- [Exercise instructions] Please report every line of the listing below that has the word "mode" in it.

- [Entries shown]

:::

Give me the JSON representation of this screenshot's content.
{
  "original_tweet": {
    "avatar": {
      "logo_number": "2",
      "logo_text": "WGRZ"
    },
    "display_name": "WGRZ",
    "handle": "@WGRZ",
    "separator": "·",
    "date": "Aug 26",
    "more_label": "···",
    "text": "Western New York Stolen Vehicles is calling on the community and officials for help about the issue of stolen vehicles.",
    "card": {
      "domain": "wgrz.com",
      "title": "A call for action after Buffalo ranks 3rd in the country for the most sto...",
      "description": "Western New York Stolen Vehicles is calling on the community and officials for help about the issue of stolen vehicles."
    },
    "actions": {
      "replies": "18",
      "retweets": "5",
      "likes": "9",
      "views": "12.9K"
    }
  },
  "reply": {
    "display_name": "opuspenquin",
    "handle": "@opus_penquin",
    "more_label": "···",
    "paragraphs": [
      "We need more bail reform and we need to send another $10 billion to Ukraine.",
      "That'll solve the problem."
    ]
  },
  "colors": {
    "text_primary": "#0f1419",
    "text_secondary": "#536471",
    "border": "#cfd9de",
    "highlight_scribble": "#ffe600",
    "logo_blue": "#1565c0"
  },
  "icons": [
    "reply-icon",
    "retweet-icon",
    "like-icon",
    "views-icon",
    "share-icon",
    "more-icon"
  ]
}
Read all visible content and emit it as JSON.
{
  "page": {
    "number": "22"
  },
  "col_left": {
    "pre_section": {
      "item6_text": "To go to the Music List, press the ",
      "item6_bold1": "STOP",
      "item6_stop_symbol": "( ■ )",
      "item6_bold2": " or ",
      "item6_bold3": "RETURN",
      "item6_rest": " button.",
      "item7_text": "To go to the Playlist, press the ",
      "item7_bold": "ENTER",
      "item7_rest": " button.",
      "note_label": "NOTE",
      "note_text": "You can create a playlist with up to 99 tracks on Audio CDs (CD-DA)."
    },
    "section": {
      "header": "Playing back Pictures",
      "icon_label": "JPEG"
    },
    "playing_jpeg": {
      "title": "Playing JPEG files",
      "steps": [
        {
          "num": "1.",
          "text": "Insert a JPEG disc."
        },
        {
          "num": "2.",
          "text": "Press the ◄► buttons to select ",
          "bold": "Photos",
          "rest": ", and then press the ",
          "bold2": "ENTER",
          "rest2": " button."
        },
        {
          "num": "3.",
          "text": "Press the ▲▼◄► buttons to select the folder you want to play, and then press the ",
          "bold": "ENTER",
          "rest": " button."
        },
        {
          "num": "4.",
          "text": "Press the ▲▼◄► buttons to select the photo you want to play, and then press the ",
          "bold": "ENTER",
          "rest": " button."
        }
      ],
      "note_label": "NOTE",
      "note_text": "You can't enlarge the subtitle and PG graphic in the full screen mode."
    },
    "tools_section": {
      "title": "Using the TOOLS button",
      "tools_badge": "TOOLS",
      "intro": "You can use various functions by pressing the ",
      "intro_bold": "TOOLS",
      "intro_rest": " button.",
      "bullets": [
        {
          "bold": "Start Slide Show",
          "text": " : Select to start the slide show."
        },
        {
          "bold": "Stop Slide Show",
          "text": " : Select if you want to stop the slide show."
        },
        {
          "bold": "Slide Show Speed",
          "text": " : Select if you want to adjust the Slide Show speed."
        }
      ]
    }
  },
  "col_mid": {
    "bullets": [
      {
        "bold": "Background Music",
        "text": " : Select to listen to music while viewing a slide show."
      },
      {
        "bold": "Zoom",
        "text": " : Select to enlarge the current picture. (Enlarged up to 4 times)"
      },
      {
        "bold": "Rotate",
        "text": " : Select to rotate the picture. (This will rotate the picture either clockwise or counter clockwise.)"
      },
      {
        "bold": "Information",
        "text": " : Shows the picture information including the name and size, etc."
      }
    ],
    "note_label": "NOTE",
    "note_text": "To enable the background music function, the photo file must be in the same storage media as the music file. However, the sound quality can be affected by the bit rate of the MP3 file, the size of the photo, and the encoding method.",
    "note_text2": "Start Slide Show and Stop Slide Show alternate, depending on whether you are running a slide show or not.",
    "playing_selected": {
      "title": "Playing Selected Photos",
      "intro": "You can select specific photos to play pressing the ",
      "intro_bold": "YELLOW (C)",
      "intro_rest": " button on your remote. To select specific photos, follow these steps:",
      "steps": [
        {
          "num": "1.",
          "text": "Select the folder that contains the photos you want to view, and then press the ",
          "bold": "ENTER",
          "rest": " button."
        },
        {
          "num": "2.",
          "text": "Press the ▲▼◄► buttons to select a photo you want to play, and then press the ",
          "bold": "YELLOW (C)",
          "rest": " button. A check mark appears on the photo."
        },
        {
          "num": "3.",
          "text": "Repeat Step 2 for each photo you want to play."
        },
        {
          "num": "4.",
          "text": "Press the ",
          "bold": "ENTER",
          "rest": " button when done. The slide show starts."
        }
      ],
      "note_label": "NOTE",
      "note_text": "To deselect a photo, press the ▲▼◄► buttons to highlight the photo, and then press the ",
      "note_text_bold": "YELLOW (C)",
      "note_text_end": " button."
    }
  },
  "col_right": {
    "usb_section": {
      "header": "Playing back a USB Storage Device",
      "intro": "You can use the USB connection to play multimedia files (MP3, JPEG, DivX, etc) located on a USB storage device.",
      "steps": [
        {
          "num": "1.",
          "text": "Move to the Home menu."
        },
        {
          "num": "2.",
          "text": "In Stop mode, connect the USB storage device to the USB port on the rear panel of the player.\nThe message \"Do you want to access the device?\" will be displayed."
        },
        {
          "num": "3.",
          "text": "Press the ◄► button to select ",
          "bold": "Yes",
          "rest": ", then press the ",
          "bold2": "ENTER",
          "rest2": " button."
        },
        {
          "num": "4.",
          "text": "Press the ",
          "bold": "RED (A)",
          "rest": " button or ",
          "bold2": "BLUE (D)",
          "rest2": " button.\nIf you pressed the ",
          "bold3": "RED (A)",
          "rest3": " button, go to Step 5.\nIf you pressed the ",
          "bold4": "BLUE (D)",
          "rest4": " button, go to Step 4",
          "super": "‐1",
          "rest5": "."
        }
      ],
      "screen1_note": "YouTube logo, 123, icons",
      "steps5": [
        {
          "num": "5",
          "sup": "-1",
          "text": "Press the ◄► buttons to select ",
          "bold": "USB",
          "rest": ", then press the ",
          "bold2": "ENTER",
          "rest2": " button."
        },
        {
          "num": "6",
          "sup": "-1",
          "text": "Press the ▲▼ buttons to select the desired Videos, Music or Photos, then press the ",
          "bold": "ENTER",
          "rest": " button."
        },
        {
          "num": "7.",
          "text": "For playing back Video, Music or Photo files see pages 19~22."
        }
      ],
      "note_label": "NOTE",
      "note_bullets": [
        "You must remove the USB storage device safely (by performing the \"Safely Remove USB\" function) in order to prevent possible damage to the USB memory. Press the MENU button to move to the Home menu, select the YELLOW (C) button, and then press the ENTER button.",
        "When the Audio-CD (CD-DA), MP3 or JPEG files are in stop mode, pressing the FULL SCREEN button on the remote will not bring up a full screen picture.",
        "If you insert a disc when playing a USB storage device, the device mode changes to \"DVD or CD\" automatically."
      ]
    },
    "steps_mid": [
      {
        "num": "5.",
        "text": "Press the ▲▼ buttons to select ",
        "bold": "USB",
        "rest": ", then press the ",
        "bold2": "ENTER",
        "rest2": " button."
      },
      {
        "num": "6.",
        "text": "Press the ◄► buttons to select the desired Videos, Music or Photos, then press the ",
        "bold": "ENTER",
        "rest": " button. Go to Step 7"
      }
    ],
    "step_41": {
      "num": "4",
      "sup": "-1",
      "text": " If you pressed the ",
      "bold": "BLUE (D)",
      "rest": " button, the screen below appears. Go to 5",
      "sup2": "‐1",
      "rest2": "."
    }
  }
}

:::

- [Exercise answer]
      "note_text": "You can't enlarge the subtitle and PG graphic in the full screen mode."
          "text": "In Stop mode, connect the USB storage device to the USB port on the rear panel of the player.\nThe message \"Do you want to access the device?\" will be displayed."
        "When the Audio-CD (CD-DA), MP3 or JPEG files are in stop mode, pressing the FULL SCREEN button on the remote will not bring up a full screen picture.",
        "If you insert a disc when playing a USB storage device, the device mode changes to \"DVD or CD\" automatically."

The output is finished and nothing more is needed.